Right away this video is suspicious just from the description -- a ghost hanging around the Haunted Mansion at Disneyland? That's a fake haunted house. Why would any realm-shambling specter waste its time in a place where people are expecting to see automated rocking chairs and Muppets dressed up like phantoms? It just seems like that would be super boring.
If you believe in ghosts and paranormal activities, then you are gonna watch the most of all of them in here. Several mysterious incidents happen around the world that is totally unexplainable to the world of science and people still haven’t figured out what these really are. We have captured a lot of such nerve breaking real videos and you can go through stories of haunted houses, paranormal activities and unfathomable presence of figures and objects in the real world we all live in. Tune in and dive deep into those elements you might have never seen or heard.
One of the most bizarre rodents, populating the deserts of East Africa, is the naked mole-rat. Famed as the longest living rodent in the world, this wrinkly mole rat has a life span of 30 years. With two yellow buck teeth protruding from a pale, hairless body, the mammal may not be an eye-pleaser, but it has an alluring longevity-related adaptation that has gripped researchers in recent years: It seems to be immune to cancer.

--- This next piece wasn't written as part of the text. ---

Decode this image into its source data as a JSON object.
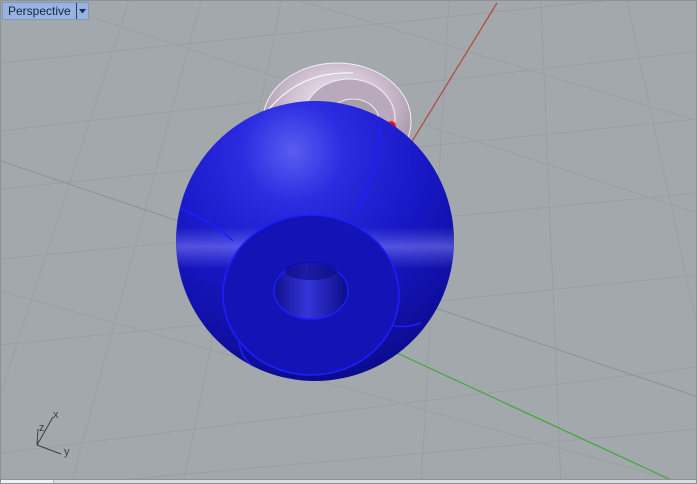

Like its namesake legend, the Abominable Snowman, the yeti crab has limbs that are covered in thick white hairs. These hairs are also covered in filamentous bacteria that give the crab an extraordinarily hairy appearance. In 2011, another species of yeti crab was discovered, and the role of these hairs became clearer. It appears that the crabs use their hairs as farmland for the filamentous bacteria that grow on them. They harvest and feed on these bacteria, and even wave their hairy arms in nutrient-rich vent seeps to fertilize their crop and increase their productivity.

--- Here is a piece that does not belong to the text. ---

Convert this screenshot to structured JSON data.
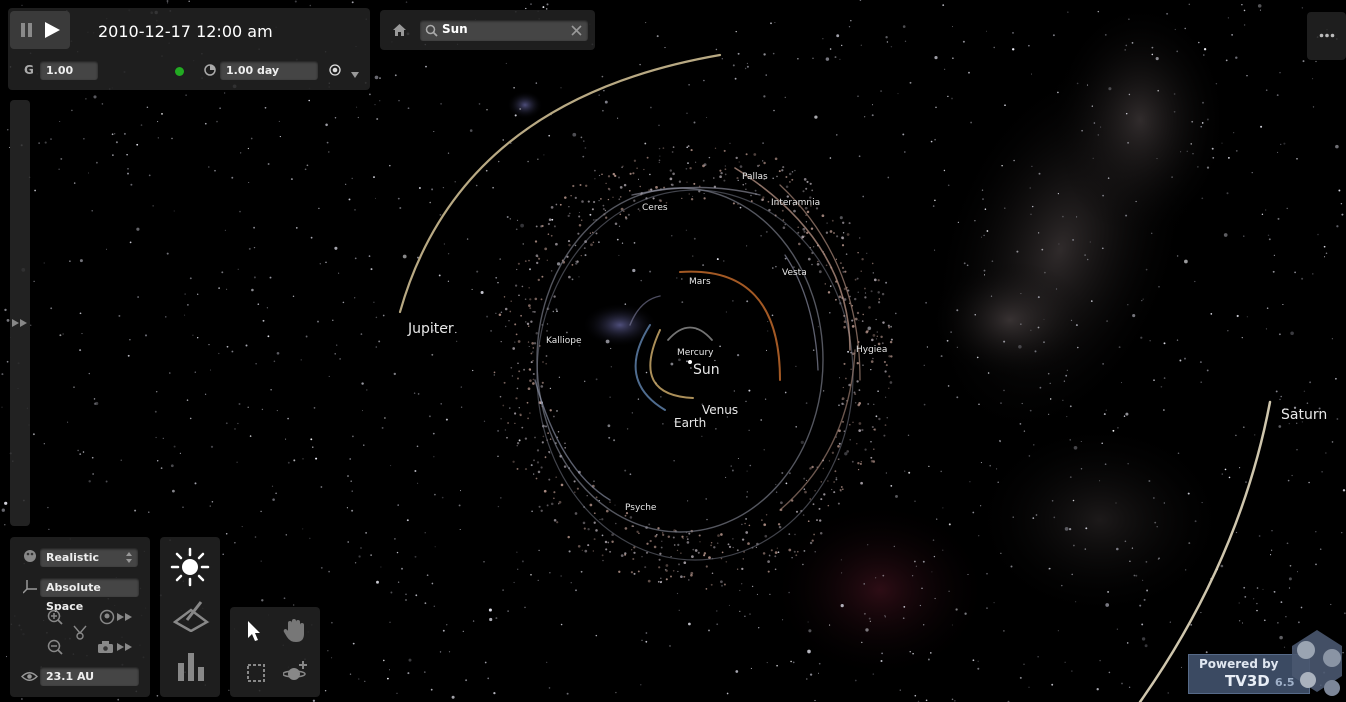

This video, conducted mostly in American Sign Language, finds a man claiming that he keeps his great grandmother's casket in his backyard. Apparently, the original cemetery "cannot upkeep because of corruption," so he transferred his grandmother's body to an above-ground lot. Not only is this very illegal (do not keep dead bodies, y'all), the next video clip involves the man opening the casket and kissing the corpse of his grandmother on the mouth. ON. THE. MOUTH.
Stanley Kubrick’s iconic adaptation of the Stephen King novel is arguably one of the scariest movies of all time. A frustrated writer, Jack Torrance (Jack Nicholson) moves his family to the remote Overlook Hotel for the winter, where he’s accepted a job as off-season caretaker. As Jack starts to slide into violent insanity, his son starts having psychic visions of the hotel’s horrific past. Then shit gets really real. REDRUM.
Sometimes referred to as vampire sharks, these creatures don’t like being exposed to sunlight. They aren’t often seen and so some people believe they are very low in numbers. Because of its distorted and disfigured appearance, some people assume this is some type of species that has been born with genetic concerns or that has been mangled by another creature living in the water. Given the depths at which it lives, the goblin shark poses no danger to humans but it might as well be on the endangered list due to few sightings of the shark.

The Mutillidae are a family of more than 3,000 species of wasps (despite the names) whose wingless females resemble large, hairy ants. Found in Chile, they are known for their extremely painful stings, hence the common name cow killer or cow ant. Black and white specimens are sometimes known as panda ants due to their hair coloration resembling that of the Chinese giant panda. (Image credits: Chris Lukhaup)
×